Valhalla Wilderness Society calls for independent review of caribou in maternity pens
The Valhalla Wilderness Society (VWS) is calling for an independent review of two maternity penning projects for BC’s endangered mountain caribou, after seven caribou died in the pens this summer.
According to a press release from the VWS, “One adult cow and four newborn calves died in a pen near Revelstoke; and in a similar project near Chetwynd, one calf was stillborn and one died of unknown causes. In addition, two cows in the Chetwynd pen may have aborted.”

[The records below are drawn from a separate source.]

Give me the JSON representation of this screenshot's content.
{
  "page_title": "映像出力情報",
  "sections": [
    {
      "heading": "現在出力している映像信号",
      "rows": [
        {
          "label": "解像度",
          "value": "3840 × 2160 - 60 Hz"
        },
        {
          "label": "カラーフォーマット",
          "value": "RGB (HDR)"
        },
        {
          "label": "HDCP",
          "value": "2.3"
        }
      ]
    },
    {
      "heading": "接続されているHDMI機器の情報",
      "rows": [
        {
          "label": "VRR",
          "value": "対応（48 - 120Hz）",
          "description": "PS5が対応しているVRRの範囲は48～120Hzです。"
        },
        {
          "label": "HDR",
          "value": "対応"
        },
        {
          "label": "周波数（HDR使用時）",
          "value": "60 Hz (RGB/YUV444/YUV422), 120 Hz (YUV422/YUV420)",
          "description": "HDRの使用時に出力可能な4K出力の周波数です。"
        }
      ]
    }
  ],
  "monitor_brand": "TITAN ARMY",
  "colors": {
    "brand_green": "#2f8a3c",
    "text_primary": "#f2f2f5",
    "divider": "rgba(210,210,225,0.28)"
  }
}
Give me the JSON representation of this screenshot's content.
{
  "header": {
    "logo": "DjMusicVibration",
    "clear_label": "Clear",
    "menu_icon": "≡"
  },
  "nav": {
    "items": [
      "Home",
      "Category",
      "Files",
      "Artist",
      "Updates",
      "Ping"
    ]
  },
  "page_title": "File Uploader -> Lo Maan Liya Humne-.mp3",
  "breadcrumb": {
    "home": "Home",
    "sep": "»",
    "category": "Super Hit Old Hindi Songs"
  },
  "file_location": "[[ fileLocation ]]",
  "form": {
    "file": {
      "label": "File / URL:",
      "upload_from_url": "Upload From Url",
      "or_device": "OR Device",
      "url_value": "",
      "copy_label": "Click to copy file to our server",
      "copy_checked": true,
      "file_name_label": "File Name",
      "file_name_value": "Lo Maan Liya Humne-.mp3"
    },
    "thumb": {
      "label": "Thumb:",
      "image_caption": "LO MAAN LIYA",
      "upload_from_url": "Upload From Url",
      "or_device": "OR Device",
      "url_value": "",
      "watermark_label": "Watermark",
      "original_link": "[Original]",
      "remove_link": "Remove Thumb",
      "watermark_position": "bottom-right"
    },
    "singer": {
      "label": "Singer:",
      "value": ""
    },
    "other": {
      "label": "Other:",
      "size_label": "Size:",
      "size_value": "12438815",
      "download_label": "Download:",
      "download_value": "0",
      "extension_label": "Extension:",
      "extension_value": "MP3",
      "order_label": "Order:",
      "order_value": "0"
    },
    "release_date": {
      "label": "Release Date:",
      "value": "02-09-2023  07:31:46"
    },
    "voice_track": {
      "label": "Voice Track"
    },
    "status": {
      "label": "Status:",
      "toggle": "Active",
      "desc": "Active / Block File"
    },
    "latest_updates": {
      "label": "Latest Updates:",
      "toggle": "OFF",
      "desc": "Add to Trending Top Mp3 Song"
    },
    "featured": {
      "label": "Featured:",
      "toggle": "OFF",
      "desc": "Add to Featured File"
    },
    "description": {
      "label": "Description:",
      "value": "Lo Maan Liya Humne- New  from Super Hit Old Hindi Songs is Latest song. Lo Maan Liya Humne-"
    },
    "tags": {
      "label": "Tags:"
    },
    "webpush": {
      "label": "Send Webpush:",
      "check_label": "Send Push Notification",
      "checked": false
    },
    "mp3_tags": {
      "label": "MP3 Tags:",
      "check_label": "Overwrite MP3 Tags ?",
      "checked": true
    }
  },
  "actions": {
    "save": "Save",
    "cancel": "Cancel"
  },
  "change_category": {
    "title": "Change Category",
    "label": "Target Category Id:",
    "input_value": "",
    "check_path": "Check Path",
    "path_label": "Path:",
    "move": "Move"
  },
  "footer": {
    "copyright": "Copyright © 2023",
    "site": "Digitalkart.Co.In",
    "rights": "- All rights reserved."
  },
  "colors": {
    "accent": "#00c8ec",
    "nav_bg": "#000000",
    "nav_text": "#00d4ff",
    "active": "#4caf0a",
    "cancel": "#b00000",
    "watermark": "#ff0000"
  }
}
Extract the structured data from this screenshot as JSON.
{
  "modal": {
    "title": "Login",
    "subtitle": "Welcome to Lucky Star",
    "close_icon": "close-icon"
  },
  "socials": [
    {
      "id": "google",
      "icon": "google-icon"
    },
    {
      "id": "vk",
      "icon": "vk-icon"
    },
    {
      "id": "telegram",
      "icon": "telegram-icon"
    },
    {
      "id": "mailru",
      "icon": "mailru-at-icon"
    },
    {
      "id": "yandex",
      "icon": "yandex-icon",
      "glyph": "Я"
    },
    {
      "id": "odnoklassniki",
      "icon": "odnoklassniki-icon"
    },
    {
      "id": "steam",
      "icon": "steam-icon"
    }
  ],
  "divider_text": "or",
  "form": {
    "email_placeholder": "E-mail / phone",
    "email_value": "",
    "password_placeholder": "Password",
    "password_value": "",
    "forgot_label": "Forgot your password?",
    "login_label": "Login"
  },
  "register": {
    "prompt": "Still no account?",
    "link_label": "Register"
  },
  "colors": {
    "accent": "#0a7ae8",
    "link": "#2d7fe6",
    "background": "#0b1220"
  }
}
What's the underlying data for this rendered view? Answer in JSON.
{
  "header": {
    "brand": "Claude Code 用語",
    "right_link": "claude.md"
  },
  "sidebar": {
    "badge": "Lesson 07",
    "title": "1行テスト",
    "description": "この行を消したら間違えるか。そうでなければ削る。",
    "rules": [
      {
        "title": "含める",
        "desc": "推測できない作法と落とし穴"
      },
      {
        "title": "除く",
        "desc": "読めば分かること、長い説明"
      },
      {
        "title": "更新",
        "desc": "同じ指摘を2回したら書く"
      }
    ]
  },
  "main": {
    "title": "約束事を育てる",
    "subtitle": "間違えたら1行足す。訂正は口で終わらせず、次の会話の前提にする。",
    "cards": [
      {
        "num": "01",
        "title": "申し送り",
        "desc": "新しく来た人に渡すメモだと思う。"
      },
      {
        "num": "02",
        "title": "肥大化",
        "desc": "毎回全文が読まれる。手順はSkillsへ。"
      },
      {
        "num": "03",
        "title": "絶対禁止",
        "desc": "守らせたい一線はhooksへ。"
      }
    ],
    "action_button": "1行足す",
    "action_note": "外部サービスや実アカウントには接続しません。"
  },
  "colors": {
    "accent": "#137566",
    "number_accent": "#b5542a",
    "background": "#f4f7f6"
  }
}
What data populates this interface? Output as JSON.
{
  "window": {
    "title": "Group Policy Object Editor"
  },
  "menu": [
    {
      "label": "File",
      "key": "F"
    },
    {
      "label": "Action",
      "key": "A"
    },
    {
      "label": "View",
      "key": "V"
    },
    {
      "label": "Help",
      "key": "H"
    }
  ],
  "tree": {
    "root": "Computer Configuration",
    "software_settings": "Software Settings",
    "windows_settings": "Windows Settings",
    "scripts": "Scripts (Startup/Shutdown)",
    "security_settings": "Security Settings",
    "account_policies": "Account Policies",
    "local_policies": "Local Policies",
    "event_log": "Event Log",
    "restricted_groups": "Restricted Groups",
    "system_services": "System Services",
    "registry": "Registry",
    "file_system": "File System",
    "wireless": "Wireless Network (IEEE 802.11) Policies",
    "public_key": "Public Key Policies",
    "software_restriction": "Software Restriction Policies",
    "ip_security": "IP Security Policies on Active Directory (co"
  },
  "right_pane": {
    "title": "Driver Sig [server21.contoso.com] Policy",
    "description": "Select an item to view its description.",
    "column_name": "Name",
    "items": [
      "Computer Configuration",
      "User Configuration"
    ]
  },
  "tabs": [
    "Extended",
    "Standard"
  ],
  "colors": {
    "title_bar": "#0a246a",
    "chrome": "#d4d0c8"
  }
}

Efforts to combat the declining population of the endangered animals have also included a wolf cull, a tactic that the VWS believes is ineffective and avoiding the real issue, which is habitat encroachment by the companies ostensibly helping with the penning projects.
“The very companies that are involved in activities that force caribou out of their winter habitat and stress the caribou, instead of not operating in that habitat are putting money into maternal penning. It’s a side issue that allows them to green-wash their activities,” said Craig Pettitt, Director of the VWS.
“The main thing with the caribou is habitat, and there’s too many people with too many demands on that habitat.”
The VWS in the release cited the amount of snowmobiling, cat-skiing, heli-skiing and ski touring as one of the major impacts on the caribou habitat, and that despite “Financial and in-kind contributions to the Revelstoke project by heli-ski and snowcat businesses, and the Revelstoke Snowmobile Club,” four out of the five herds in the Revelstoke area have had significant drops in numbers over the years and are close to being wiped out.
The quality and location of the pens may also be a factor. When in the wild, the caribou near Revelstoke usually birth their calves at high elevations where there remained a metre of snow.
The pen used by the Revelstoke project however, is located at the bottom of a valley where caribou were subjected to one of the province’s hottest summers ever.
Pettitt said that results from the Revelstoke penning project this year were worse than last year, which had no deaths in the pens, but continued by saying that the survival rate for calves was not significantly better than for calves born in the wild.
Anne Sherrod, a spokesperson for the VWS, said that stress on pregnant animals can also affect successful breeding, and forcing them to give birth in crowded pens adds to the stress that negatively impacts the birthing process.
“Why are the B.C. government and caribou biologists increasing stress on caribou by chasing them with helicopters and netting them in the late stage of pregnancy?” Sherrod said.
“The caribou are then tranquilized with drugs with unknown side effects, and transported by helicopter and sled to a pen, where they are held for several months.”
The VWS feels an unbiased and independent review not connected with these projects is necessary to solve the problems behind the declining populations.
“How can the public be sure that decisions are being made in the interest of the caribou, and not on behalf of economic interests wanting to avoid further habitat protection?” Pettitt said in the press release.
“We believe a truly independent panel of academic caribou biologists is needed.”
Earlier this year the province announced plans for a wolf cull in the region, to protect the caribou herd, which is in danger of extinction.
Helicopters were used to carry out much of the hunting.
Recently, U.S. pop singer Miley Cyrus and actress Pamela Anderson called on BC Premier Christy Clark for a better solution that culling wolves.